Volume 9 Supplement 1

Proceedings of the Ninth International Society of Sports Nutrition (ISSN) Conference and Expo

Open Access

The effects of ß-alanine on body composition and performance measures in collegiate females

  • Amanda Buckley1,
  • Abbie Smith2,
  • Chelsey Scoggins1,
  • Craig Jones1,
  • Josh Holt1,
  • Elizabeth Sillasen1,
  • Brooke Cox1,
  • Stacie Urbina1,
  • Bill Campbell3,
  • Cliffa Foster1,
  • Lem W Taylor1 and
  • Colin D Wilborn1Email author
Journal of the International Society of Sports Nutrition20129(Suppl 1):P2

https://doi.org/10.1186/1550-2783-9-S1-P2

Published: 19 November 2012

Background

ß-alanine has ergogenic potential based on its relationship with carnosine. Carnosine is rapidly degraded into ß-alanine and histidine as soon as it enters the blood. So there is no advantage to using direct carnosine supplementation. Previous studies have demonstrated that taking ß-alanine orally is effective at increasing intramuscular carnosine levels. The resistance training athlete may experience a higher training volume. This proposed benefit would increase work capacity and decrease time to fatigue. Therefore, the purpose of this study is to evaluate recreationally active collegiate females, following an 8 week strength training program while consuming either ß-alanine (BA) or placebo (PL) for body composition and performance changes.

Methods

Sixteen collegiate females (21.0±2.19 yrs, 64.76±8.50 kg, 164.98±6.97 cm, 30.11±5.08 %BF) participated in a double blind placebo controlled strength training and supplementation study. Supplementation consisted of either 5 g maltodextrin or 3.4g BA (Dymatize Nutrition, Farmers Branch, TX), taken 15minutes prior to training. In addition, all subjects were given a post workout protein supplement of ISO-100 (Dymatize Nutrition, Farmers Branch, TX). All subjects were tested at baseline (T1), 4 weeks (T2), and 8 weeks (T3) over the 8 week supplementation study. Training consisted of 4x weekly upper and lower body resistance training. Body composition variables lean muscle mass (LBM), fat mass (FM), and percent body fat (BF) were assessed using DEXA. Performance variables VO2max (VO2), aerobic time to exhaustion (TTE), wingate peak power (PP), wingate mean power (MP), bench press 1RM (BPmax) and repetitions at 65% (BPreps), leg press 1RM (LPmax) and repetitions (LPreps), vertical jump (VJ), and standing broad jump (BJ) were assessed using standard NSCA guidelines. Statistical analyses utilized separate two-way repeated measures ANOVA [time (T1 vs T2 vs T3) × group (PL vs BA)] for all dependent variables. 95% confidence intervals were also run for each variable.

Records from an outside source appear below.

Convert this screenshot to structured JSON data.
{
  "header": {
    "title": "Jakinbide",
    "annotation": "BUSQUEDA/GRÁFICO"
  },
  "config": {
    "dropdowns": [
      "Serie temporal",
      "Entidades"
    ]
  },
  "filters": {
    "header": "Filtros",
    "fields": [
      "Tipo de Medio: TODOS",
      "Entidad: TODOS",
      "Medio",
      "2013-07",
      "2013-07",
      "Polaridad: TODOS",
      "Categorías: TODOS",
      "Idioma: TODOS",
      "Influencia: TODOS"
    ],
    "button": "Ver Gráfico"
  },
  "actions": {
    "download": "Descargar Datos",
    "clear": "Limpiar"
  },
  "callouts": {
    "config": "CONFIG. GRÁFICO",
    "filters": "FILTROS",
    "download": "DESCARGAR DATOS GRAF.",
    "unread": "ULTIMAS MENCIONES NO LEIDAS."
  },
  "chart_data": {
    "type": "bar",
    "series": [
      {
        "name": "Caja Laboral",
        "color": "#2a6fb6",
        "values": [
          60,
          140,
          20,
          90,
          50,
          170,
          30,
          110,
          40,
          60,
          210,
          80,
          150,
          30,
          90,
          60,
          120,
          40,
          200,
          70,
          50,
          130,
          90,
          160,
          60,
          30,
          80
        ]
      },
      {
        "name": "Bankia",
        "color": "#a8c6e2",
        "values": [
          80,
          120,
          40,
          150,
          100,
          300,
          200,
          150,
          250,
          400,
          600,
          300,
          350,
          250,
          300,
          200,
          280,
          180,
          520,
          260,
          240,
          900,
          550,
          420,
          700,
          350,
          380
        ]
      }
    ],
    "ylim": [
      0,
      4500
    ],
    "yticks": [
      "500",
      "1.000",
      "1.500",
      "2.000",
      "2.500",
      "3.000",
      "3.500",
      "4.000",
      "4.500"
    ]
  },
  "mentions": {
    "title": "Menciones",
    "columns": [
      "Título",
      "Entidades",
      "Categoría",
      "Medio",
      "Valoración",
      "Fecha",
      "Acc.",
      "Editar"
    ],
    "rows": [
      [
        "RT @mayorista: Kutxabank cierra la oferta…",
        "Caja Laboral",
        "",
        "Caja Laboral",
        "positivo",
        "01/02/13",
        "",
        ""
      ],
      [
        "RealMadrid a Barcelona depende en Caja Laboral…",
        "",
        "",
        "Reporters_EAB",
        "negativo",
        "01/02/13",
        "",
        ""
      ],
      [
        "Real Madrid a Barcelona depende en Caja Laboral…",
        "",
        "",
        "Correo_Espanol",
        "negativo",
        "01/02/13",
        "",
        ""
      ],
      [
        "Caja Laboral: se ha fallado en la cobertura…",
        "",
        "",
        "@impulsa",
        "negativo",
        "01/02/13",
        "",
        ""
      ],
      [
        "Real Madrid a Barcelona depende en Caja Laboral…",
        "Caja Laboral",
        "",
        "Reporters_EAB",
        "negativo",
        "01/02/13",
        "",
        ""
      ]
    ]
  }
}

Results

There were no time × group interactions (p>0.05). Body composition (LBM, FM, BF) improved over time (p<0.01) for both groups. Maximal strength demonstrated a significant increase (p=0.001), and VJ increased at each time point (p=0.047). Confidence interval data demonstrated a significant increase in VJ and BJ for the BA group only from T2 to T3.

Conclusions

Results from this study suggest that 4x weekly moderate intensity training is effective for increasing body composition and strength. BA supplementation may provide some additional benefit under periods of long duration (4+weeks) training on anaerobic power in women. These findings show 4 d/ wk of moderate intensity training, in conjunction with BA supplementation, demonstrated no advantage on strength and body composition. However, as a potential result of increased training volume and power, a longer BA and training regiment may have a small advantage on sports performance including vertical and broad jumps, in college-aged women.

Declarations

Acknowledgements

This study was supported by Dymatize Nutrition

Authors’ Affiliations

(1)
University of Mary Hardin-Baylor, Human Performance Lab
(2)
University of North Carolina Chapel Hill
(3)
University of South Florida, Exercise & Performance Nutrition Lab

Copyright

© Buckley et al; licensee BioMed Central Ltd. 2012

This article is published under license to BioMed Central Ltd. This is an Open Access article distributed under the terms of the Creative Commons Attribution License (http://creativecommons.org/licenses/by/2.0), which permits unrestricted use, distribution, and reproduction in any medium, provided the original work is properly cited.